Service Gateway provides an ideal location for providing common features such as asynchronous invocation, caching, and error handling.
Service Gateway adds an additional level of complexity that may be unnecessary for simple solutions. In particular, the effort and infrastructure needed to support the automatic generation of mapping components may not be needed if your organization will only be accessing a few relatively static services.
A particular service gateway is responsible for interacting with a single service. Coordination among multiple services must he handled by an additional component such as the business process component specified in Three-Layered Services Application.
The service gateway is often contained within a single application. Therefore, code duplication can result: if multiple applications access the same service, both applications may duplicate the gateway functionality. Developing a reusable service gateway component is one alternative. Another solution is to extract the common functionality into its own service that is deployed locally within your organization. Some of distributed computing solutions discussed in the previous chapter, such as Remote Facade, can also be useful in this situation.

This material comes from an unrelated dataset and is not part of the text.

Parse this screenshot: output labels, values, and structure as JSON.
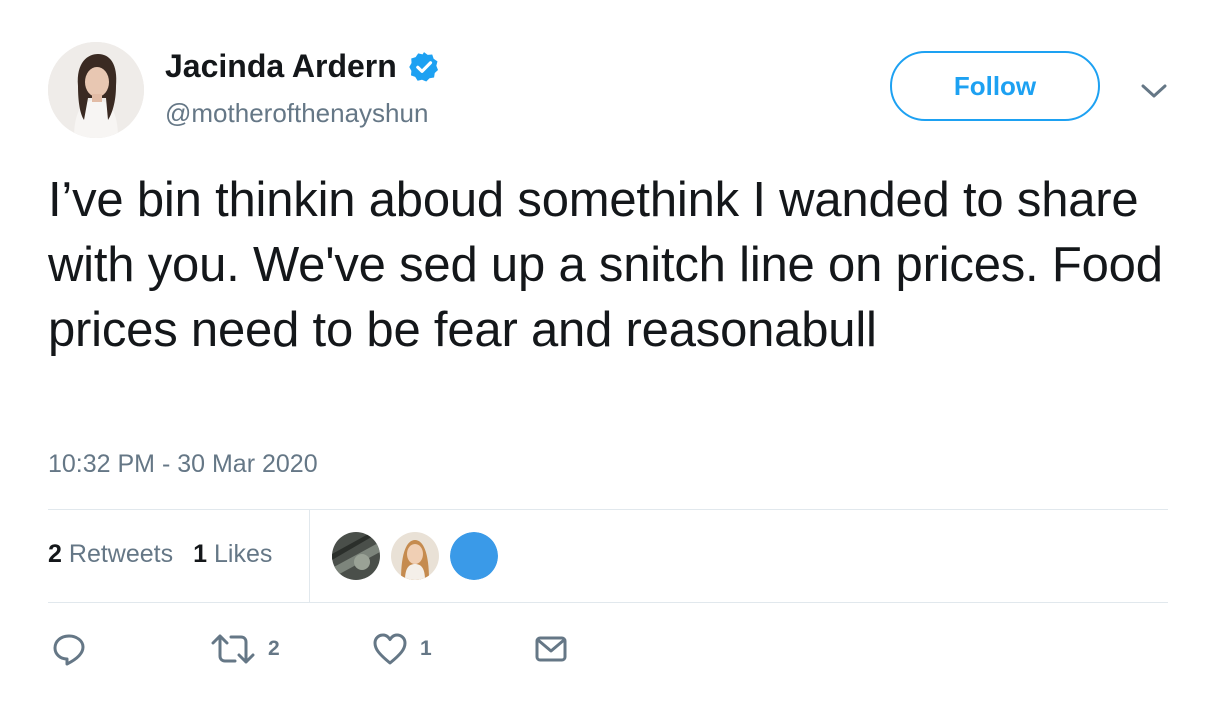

For more information, see the following related patterns:
Three-Layered Services Application. The Service Gateway component specified in Three-Layered Services Application is an implementation of the Service Gateway pattern.
Service Interface. Service Interface plays a role in provider applications that is similar to the role Service Gateway plays in consumer applications.
Mapper [Fowler03]. Mapper provides translation between two or more fixed interfaces without either object being aware of the other. Service gateways may incorporate Mapper to translate between application and service data formats.
Remote Facade [Fowler03]. Service Interface is a specific type of Remote Facade adapted for use in service-oriented architectures. A remote facade is similar to a remote proxy but sometimes uses encapsulation to make the remote interface more coarse-grained.
Gateway [Fowler03]. Gateway is an object that encapsulates access to an external system or resource. Service Gateway is a specific instance of Gateway.
Assembler: Similar to Mapper, this pattern assembles an object from many objects. Communication between two interfaces in a mapper is bidirectional, whereas it tends to be unidirectional in assemblers.
[Fowler03] Fowler, Martin. Patterns of Enterprise Application Architecture. Addison-Wesley, 2003.
[Schmidt00] Schmidt, Douglas, Pattern-Oriented Software Architecture Vol.2, Wiley & Sons, 2000.